When the time was fulfilled . . . frequently we hear these words in scripture. When we take these words in we understand that God’s work comes about in God’s time and space, and not ours.

They were all in one place . . . a number of times we hear God’s call to unity in the Spirit. When we come together in Jesus’ name our prayers are answered even though we might not believe this truth to be so.

The Spirit enabled them to proclaim . . . through both Old and New Testaments we are often told that the Spirit will tell us which way to walk, that a voice will speak to us to give us the words we will need to speak in God’s time and in God’s plan. When we relax into this knowledge we find new peace, a new skin, a new heart.

They were confused . . . so often in the Bible stories we read we understand that even those who are intimately involved with God are confused by the plan that lies before them. When we rest in the knowledge that God has nothing but our joy in mind, we can trust the Spirit to show us which path to take in labyrinth of life.

They were astounded and in amazement . . . repeatedly we hear this news in both Old and New Testaments that we humans are astonished at the depth and breadth and height of God’s goodness and love. When we allow ourselves to believe this good news, we find new peace, new life and new serenity.

We hear them speaking . . . we are constantly barraged by so many words and so many images. Today we open our hearts to the Spirit and focus on one or two of these phrases or words. Today we allow God to speak through us. Today we celebrate the enormous gift and presence of the Spirit in our lives. Today we celebrate the great feast of Pentecost.

mainslide-pentecostUse the scripture link and the drop-down menus to spend time with these Pentecost verses today . . . imagine the world we might create . . . let go of all small and petty plans . . . prepare to be amazed by God’s goodness . . . to be wrapped in Christ’s love . . . to be healed by the Spirit’s power to restore.
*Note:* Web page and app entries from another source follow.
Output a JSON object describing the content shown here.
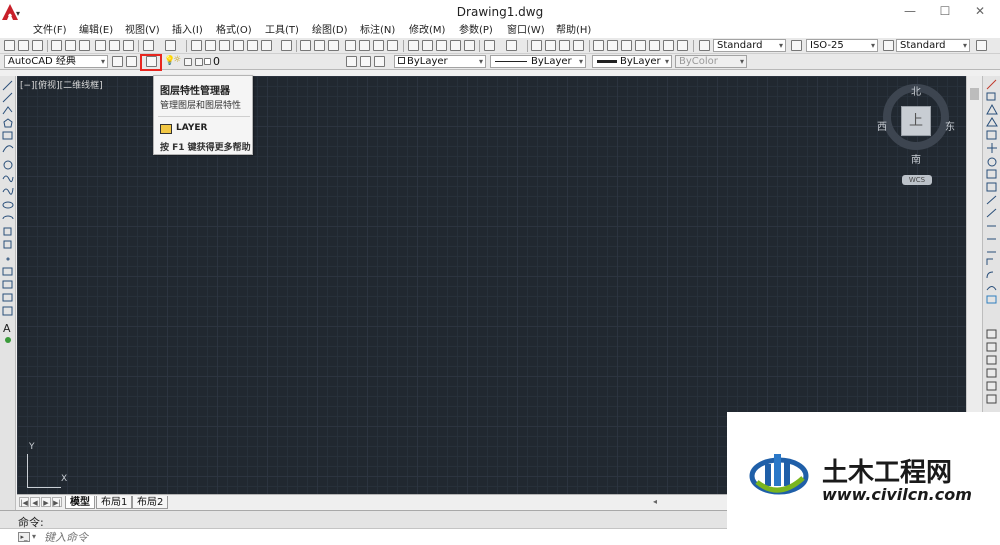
{
  "window": {
    "title": "Drawing1.dwg",
    "app_icon": "autocad-logo-icon",
    "controls": [
      "—",
      "☐",
      "✕"
    ]
  },
  "menu": [
    "文件(F)",
    "编辑(E)",
    "视图(V)",
    "插入(I)",
    "格式(O)",
    "工具(T)",
    "绘图(D)",
    "标注(N)",
    "修改(M)",
    "参数(P)",
    "窗口(W)",
    "帮助(H)"
  ],
  "toolbar": {
    "text_style": "Standard",
    "dim_style": "ISO-25",
    "table_style": "Standard",
    "workspace": "AutoCAD 经典",
    "layer": "0",
    "color": "ByLayer",
    "linetype": "ByLayer",
    "lineweight": "ByLayer",
    "plotstyle": "ByColor"
  },
  "tooltip": {
    "title": "图层特性管理器",
    "description": "管理图层和图层特性",
    "command": "LAYER",
    "help": "按 F1 键获得更多帮助"
  },
  "viewport": {
    "label": "[−][俯视][二维线框]"
  },
  "viewcube": {
    "north": "北",
    "south": "南",
    "east": "东",
    "west": "西",
    "face": "上",
    "wcs": "WCS"
  },
  "ucs": {
    "x": "X",
    "y": "Y"
  },
  "tabs": [
    "模型",
    "布局1",
    "布局2"
  ],
  "command": {
    "label": "命令:",
    "placeholder": "键入命令"
  },
  "watermark": {
    "name": "土木工程网",
    "url": "www.civilcn.com"
  },
  "colors": {
    "canvas": "#212830",
    "highlight": "#e8261f",
    "autocad_red": "#c8202a"
  }
}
Let us go out to all the nations in Christ so that all will hear us as if we were speaking in their own tongues . . . for it is in this way that we encounter the gentle compassion and eternal strength of Christ.

Read Full Post »

Older Posts »

%d bloggers like this: